▸ **MATERIAL TO PROCESS**:
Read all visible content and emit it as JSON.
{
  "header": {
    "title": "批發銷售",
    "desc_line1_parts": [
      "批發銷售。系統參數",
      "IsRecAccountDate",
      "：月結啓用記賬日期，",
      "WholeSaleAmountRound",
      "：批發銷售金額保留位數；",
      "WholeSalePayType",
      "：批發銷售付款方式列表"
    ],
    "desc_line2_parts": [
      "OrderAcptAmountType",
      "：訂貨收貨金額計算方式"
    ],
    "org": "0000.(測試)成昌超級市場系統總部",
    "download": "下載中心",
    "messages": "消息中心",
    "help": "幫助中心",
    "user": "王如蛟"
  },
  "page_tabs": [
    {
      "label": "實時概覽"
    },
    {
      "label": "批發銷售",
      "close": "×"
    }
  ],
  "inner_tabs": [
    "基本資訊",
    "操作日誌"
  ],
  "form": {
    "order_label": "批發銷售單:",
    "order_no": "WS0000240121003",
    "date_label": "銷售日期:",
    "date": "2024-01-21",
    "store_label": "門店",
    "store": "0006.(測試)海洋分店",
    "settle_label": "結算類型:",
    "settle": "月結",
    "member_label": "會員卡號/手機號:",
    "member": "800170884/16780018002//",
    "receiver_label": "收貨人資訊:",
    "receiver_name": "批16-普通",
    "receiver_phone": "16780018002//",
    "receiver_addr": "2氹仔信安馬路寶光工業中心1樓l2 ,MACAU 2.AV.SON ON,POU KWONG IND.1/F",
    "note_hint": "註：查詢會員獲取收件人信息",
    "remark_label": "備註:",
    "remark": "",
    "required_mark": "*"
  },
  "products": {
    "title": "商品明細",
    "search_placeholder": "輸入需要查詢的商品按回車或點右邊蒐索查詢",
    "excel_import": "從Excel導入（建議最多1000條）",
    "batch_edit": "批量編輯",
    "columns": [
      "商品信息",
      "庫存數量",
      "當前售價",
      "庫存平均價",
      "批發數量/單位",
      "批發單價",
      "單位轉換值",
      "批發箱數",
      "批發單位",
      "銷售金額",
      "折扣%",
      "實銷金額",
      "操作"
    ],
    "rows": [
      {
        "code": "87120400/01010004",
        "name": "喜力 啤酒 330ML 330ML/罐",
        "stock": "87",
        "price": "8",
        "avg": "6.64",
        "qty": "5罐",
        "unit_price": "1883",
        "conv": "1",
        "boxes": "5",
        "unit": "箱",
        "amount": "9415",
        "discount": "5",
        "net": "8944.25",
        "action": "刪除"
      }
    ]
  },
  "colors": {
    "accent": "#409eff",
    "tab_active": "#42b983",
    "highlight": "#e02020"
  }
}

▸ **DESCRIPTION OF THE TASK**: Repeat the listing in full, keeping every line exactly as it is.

▸ **TASK RESULT**:
Read all visible content and emit it as JSON.
{
  "header": {
    "title": "批發銷售",
    "desc_line1_parts": [
      "批發銷售。系統參數",
      "IsRecAccountDate",
      "：月結啓用記賬日期，",
      "WholeSaleAmountRound",
      "：批發銷售金額保留位數；",
      "WholeSalePayType",
      "：批發銷售付款方式列表"
    ],
    "desc_line2_parts": [
      "OrderAcptAmountType",
      "：訂貨收貨金額計算方式"
    ],
    "org": "0000.(測試)成昌超級市場系統總部",
    "download": "下載中心",
    "messages": "消息中心",
    "help": "幫助中心",
    "user": "王如蛟"
  },
  "page_tabs": [
    {
      "label": "實時概覽"
    },
    {
      "label": "批發銷售",
      "close": "×"
    }
  ],
  "inner_tabs": [
    "基本資訊",
    "操作日誌"
  ],
  "form": {
    "order_label": "批發銷售單:",
    "order_no": "WS0000240121003",
    "date_label": "銷售日期:",
    "date": "2024-01-21",
    "store_label": "門店",
    "store": "0006.(測試)海洋分店",
    "settle_label": "結算類型:",
    "settle": "月結",
    "member_label": "會員卡號/手機號:",
    "member": "800170884/16780018002//",
    "receiver_label": "收貨人資訊:",
    "receiver_name": "批16-普通",
    "receiver_phone": "16780018002//",
    "receiver_addr": "2氹仔信安馬路寶光工業中心1樓l2 ,MACAU 2.AV.SON ON,POU KWONG IND.1/F",
    "note_hint": "註：查詢會員獲取收件人信息",
    "remark_label": "備註:",
    "remark": "",
    "required_mark": "*"
  },
  "products": {
    "title": "商品明細",
    "search_placeholder": "輸入需要查詢的商品按回車或點右邊蒐索查詢",
    "excel_import": "從Excel導入（建議最多1000條）",
    "batch_edit": "批量編輯",
    "columns": [
      "商品信息",
      "庫存數量",
      "當前售價",
      "庫存平均價",
      "批發數量/單位",
      "批發單價",
      "單位轉換值",
      "批發箱數",
      "批發單位",
      "銷售金額",
      "折扣%",
      "實銷金額",
      "操作"
    ],
    "rows": [
      {
        "code": "87120400/01010004",
        "name": "喜力 啤酒 330ML 330ML/罐",
        "stock": "87",
        "price": "8",
        "avg": "6.64",
        "qty": "5罐",
        "unit_price": "1883",
        "conv": "1",
        "boxes": "5",
        "unit": "箱",
        "amount": "9415",
        "discount": "5",
        "net": "8944.25",
        "action": "刪除"
      }
    ]
  },
  "colors": {
    "accent": "#409eff",
    "tab_active": "#42b983",
    "highlight": "#e02020"
  }
}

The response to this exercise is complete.